App and web page records

*** Block opens ***

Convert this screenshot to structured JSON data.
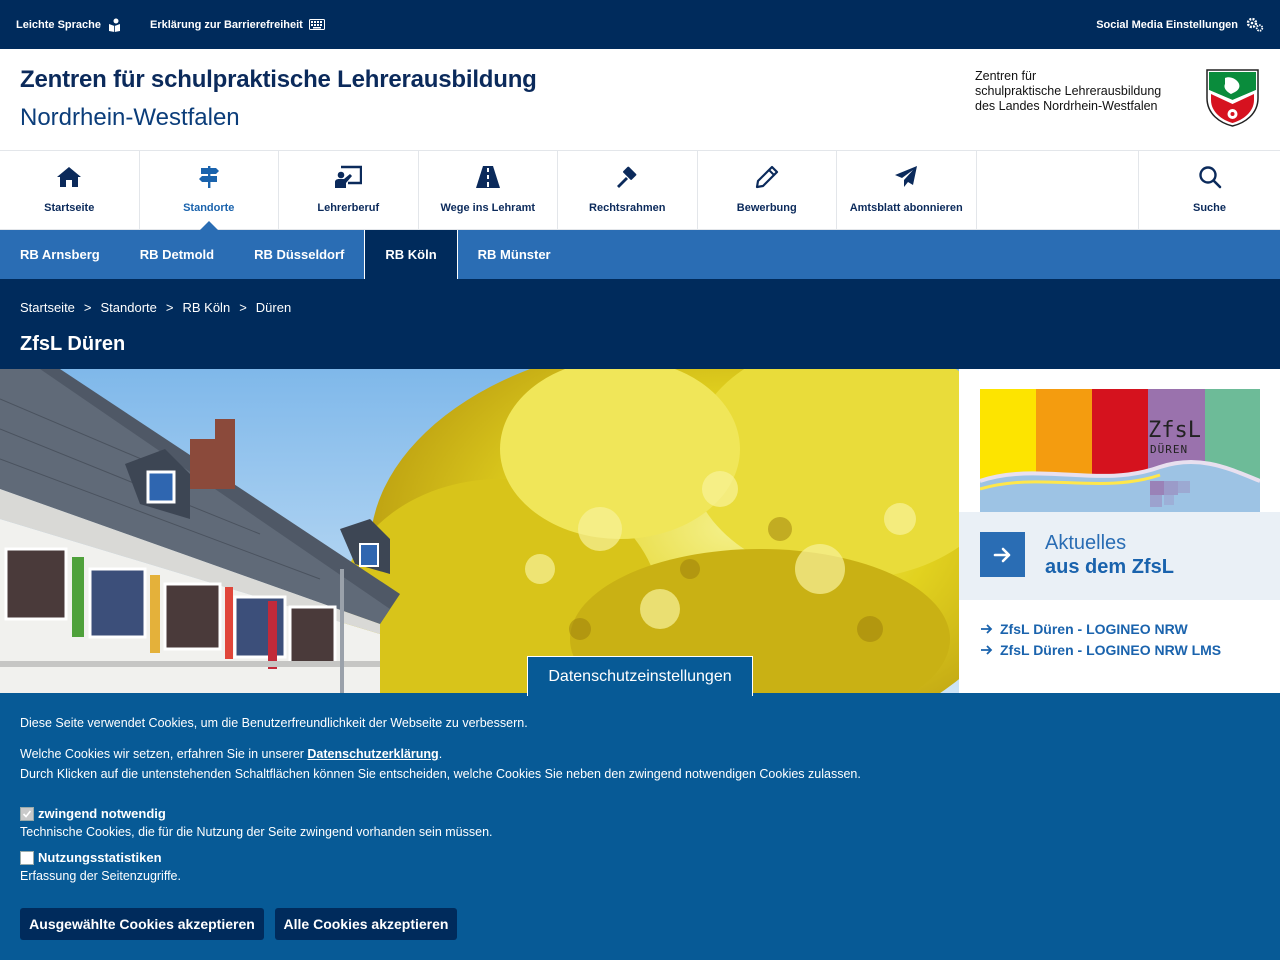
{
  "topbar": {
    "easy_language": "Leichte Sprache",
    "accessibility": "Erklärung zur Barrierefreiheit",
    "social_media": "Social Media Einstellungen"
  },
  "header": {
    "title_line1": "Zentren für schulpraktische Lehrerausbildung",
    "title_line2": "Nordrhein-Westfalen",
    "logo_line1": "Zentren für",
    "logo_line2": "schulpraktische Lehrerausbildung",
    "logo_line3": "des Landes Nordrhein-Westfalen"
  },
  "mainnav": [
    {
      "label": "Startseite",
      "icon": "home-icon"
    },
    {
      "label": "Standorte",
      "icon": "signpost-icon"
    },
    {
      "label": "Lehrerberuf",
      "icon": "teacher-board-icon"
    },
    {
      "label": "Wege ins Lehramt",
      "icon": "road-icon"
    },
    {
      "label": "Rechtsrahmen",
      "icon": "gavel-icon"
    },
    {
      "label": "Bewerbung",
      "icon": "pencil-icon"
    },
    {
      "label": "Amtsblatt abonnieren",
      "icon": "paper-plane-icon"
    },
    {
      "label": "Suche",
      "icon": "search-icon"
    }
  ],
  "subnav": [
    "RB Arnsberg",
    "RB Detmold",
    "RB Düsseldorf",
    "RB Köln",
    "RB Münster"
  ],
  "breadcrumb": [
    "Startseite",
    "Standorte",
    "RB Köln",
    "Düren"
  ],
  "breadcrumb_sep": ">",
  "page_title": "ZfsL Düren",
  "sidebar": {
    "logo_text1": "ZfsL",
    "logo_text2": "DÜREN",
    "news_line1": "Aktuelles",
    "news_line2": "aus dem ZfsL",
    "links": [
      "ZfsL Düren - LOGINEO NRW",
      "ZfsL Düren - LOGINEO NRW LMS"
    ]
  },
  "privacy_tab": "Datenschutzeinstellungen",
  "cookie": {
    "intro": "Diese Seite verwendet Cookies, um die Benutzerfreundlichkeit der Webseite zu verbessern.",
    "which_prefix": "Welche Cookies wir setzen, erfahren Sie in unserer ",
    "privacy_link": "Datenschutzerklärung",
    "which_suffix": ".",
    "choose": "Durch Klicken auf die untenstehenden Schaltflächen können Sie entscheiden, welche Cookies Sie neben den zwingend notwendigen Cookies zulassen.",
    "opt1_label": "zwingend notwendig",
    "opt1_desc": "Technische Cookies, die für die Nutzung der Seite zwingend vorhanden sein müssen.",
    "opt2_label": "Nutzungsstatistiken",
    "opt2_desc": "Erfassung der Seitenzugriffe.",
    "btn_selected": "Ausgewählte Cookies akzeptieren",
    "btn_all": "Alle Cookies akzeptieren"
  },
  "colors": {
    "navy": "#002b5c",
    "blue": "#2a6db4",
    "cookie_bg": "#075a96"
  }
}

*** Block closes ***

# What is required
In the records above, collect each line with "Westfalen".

# Written solution
    "title_line2": "Nordrhein-Westfalen",
    "logo_line3": "des Landes Nordrhein-Westfalen"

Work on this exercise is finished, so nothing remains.